“I’m proud to say the budget is balanced, fiscally responsible and focused on continuous improvement and stewardship of public resources,” Chief Administrative Officer Helen Robbins-Meyer said.
While the total budget for fiscal year 2016-17 is 1.2 percent below the previous year, that number is deceiving because of a decline in spending for the Health and Human Services Agency, resulting from an agreement that transfers collective bargaining responsibilities for In-Home Supportive Services to the state, she said.
“County services are not being cut, in fact, quite the opposite,” Robbins-Meyer said. “This year’s budget targets the safety net for our most vulnerable populations.”
The Health and Human Services Agency is budgeted for an extra $88 million — with more than half going to a planned expansion of contracted community services and the rest for hiring 240 employees.
“We’re enhancing support for individuals with mental illness and looking to provide stability for the homeless mentally ill,” Robbins-Meyer said. “We’re increasing services for veterans and we’re adding diversion programs to reduce the number of young people involved with the juvenile justice system and helping victims of human trafficking.”
The budget blueprint includes spending boosts for most areas of county government to cover pay raises, higher retirement costs and additional staffing. The county expects to boost employment to a total of 17,378 employees.
“It’s really impressive to see the additional personnel that are coming in, particularly in the Health and Human Services Agency to further bolster a lot of the programs and services we run,” Supervisor Greg Cox said.
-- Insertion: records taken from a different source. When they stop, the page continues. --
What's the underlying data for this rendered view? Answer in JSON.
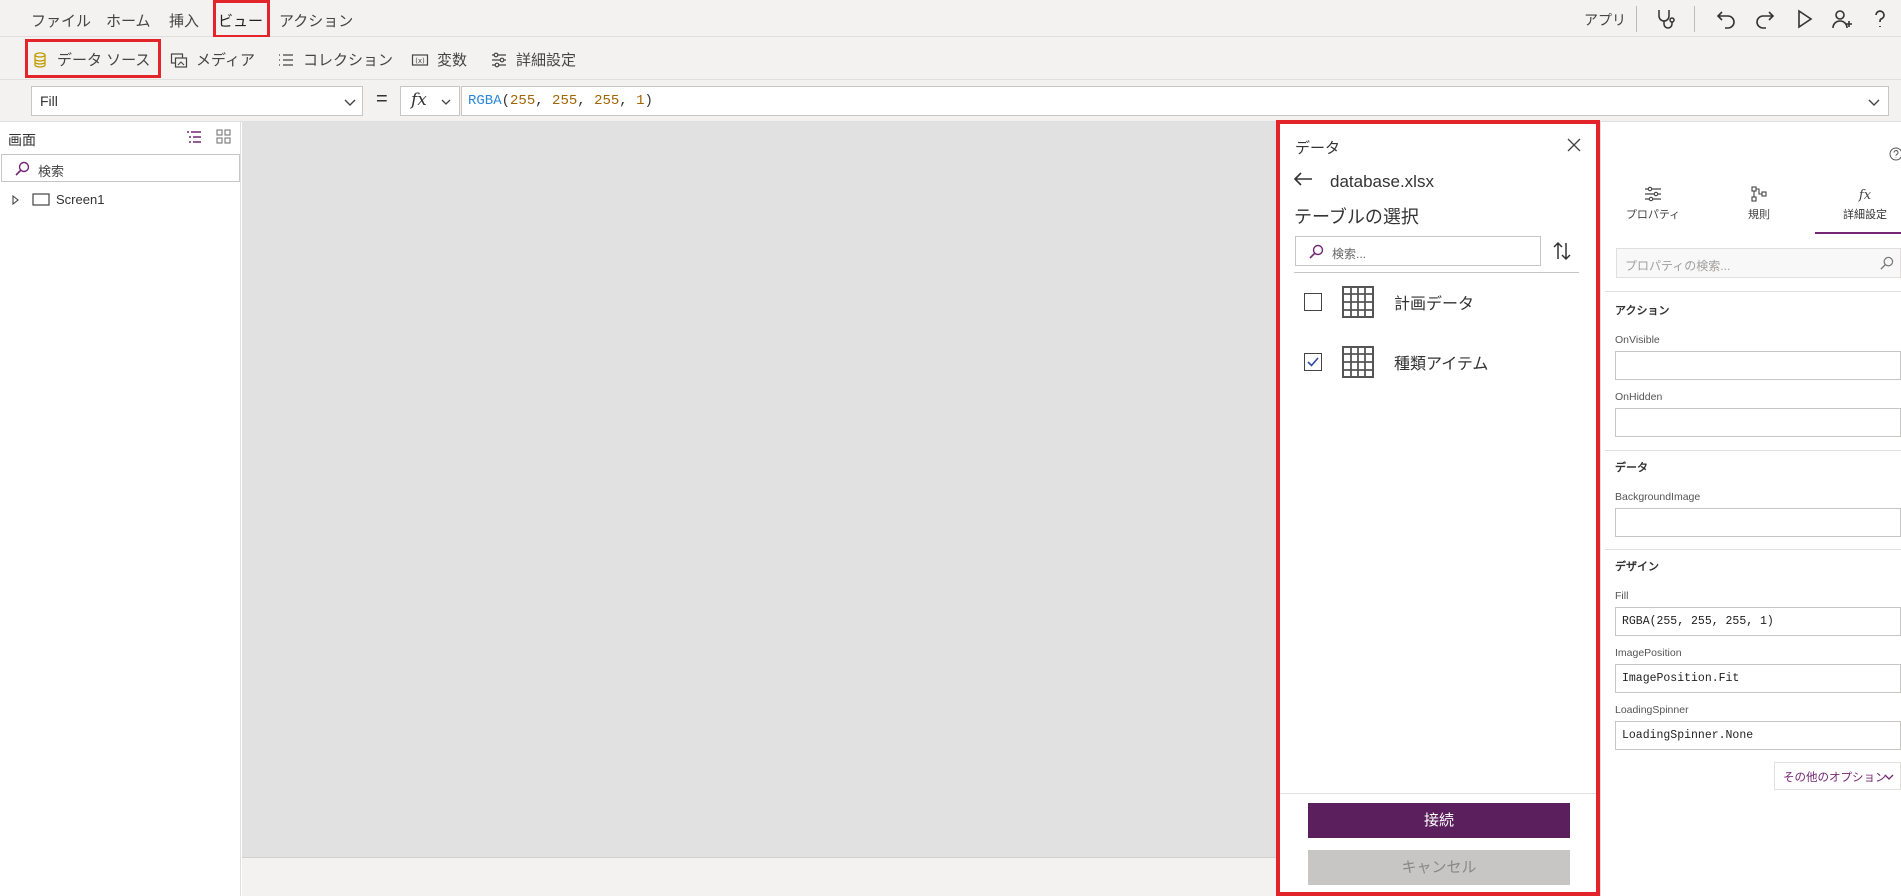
{
  "menu": {
    "items": [
      "ファイル",
      "ホーム",
      "挿入",
      "ビュー",
      "アクション"
    ],
    "right_label": "アプリ"
  },
  "ribbon": {
    "data_source": "データ ソース",
    "media": "メディア",
    "collection": "コレクション",
    "variables": "変数",
    "advanced": "詳細設定"
  },
  "formula_bar": {
    "property": "Fill",
    "equals": "=",
    "fx": "fx",
    "formula_fn": "RGBA",
    "formula_args": [
      "255",
      "255",
      "255",
      "1"
    ]
  },
  "tree": {
    "title": "画面",
    "search_placeholder": "検索",
    "nodes": [
      "Screen1"
    ]
  },
  "data_panel": {
    "title": "データ",
    "file_name": "database.xlsx",
    "subtitle": "テーブルの選択",
    "search_placeholder": "検索...",
    "tables": [
      {
        "name": "計画データ",
        "checked": false
      },
      {
        "name": "種類アイテム",
        "checked": true
      }
    ],
    "connect_label": "接続",
    "cancel_label": "キャンセル"
  },
  "properties_panel": {
    "tabs": [
      "プロパティ",
      "規則",
      "詳細設定"
    ],
    "active_tab": "詳細設定",
    "search_placeholder": "プロパティの検索...",
    "sections": {
      "action": {
        "title": "アクション",
        "fields": [
          {
            "label": "OnVisible",
            "value": ""
          },
          {
            "label": "OnHidden",
            "value": ""
          }
        ]
      },
      "data": {
        "title": "データ",
        "fields": [
          {
            "label": "BackgroundImage",
            "value": ""
          }
        ]
      },
      "design": {
        "title": "デザイン",
        "fields": [
          {
            "label": "Fill",
            "value": "RGBA(255, 255, 255, 1)"
          },
          {
            "label": "ImagePosition",
            "value": "ImagePosition.Fit"
          },
          {
            "label": "LoadingSpinner",
            "value": "LoadingSpinner.None"
          }
        ]
      }
    },
    "more_options": "その他のオプション"
  },
  "colors": {
    "accent": "#742774",
    "connect_button": "#5c1f5d",
    "highlight": "#e3242b",
    "canvas": "#e1e1e1"
  }
}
Spending on capital projects is set to drop by nearly half, or $67.5 million. County spending on infrastructure construction varies widely from year- to-year, depending on where various projects are in the pipeline.
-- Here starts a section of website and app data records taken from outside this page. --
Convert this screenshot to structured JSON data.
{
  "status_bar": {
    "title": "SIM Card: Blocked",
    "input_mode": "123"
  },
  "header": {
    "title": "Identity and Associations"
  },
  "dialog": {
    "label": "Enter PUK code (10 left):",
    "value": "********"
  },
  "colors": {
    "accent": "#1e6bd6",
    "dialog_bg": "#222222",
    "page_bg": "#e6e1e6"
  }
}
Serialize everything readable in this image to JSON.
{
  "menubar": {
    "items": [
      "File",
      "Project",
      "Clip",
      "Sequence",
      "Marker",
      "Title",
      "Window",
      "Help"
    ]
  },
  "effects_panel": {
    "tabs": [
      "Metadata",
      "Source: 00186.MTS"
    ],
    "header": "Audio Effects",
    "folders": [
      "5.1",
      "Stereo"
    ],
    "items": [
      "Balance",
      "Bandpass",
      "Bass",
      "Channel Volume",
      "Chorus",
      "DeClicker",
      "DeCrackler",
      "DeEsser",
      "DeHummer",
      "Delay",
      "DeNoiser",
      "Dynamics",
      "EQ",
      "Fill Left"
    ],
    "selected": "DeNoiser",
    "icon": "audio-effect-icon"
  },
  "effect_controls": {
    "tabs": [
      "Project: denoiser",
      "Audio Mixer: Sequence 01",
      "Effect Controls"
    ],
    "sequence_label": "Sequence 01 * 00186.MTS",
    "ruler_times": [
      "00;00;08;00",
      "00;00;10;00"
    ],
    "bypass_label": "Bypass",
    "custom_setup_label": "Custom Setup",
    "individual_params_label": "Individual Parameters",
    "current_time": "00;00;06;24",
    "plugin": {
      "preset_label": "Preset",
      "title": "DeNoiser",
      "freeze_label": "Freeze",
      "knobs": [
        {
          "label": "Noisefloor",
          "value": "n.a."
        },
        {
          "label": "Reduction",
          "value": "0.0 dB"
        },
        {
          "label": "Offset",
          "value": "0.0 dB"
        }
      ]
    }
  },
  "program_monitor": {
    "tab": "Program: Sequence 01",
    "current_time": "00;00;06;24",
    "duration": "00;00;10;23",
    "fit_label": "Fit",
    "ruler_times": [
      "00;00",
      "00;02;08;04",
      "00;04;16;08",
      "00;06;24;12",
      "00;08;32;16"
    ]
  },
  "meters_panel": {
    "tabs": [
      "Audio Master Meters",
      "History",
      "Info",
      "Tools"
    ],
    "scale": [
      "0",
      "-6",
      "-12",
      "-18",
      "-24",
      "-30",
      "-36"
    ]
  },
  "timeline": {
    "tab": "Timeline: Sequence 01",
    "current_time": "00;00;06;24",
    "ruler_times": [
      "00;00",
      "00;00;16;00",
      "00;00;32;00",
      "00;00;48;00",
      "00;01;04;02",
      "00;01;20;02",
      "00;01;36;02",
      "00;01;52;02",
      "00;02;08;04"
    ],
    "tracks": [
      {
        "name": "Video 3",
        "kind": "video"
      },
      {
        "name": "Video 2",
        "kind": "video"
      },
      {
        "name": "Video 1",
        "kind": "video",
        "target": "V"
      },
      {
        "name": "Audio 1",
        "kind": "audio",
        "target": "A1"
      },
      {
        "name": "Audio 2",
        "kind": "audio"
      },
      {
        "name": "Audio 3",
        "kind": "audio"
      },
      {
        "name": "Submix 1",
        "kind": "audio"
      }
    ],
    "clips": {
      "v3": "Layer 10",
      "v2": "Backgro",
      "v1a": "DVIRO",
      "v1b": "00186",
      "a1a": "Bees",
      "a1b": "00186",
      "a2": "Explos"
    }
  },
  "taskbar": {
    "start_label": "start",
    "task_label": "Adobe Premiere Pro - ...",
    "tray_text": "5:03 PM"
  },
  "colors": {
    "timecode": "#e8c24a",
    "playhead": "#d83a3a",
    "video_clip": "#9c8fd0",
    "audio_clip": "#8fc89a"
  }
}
“I want to thank the staff for the great job,” Supervisor Dave Roberts said. “I know how much work putting a budget together is and trying to have competing priorities with scarce resources.”
The county uses a two-year budgeting procedure for its operational plan. Staff recommended a $5 billion spending plan for the 2017-18 fiscal year.
Public hearings on the spending plan are scheduled to begin June 13, with final budget deliberations by the board set for June 28.
—City News Service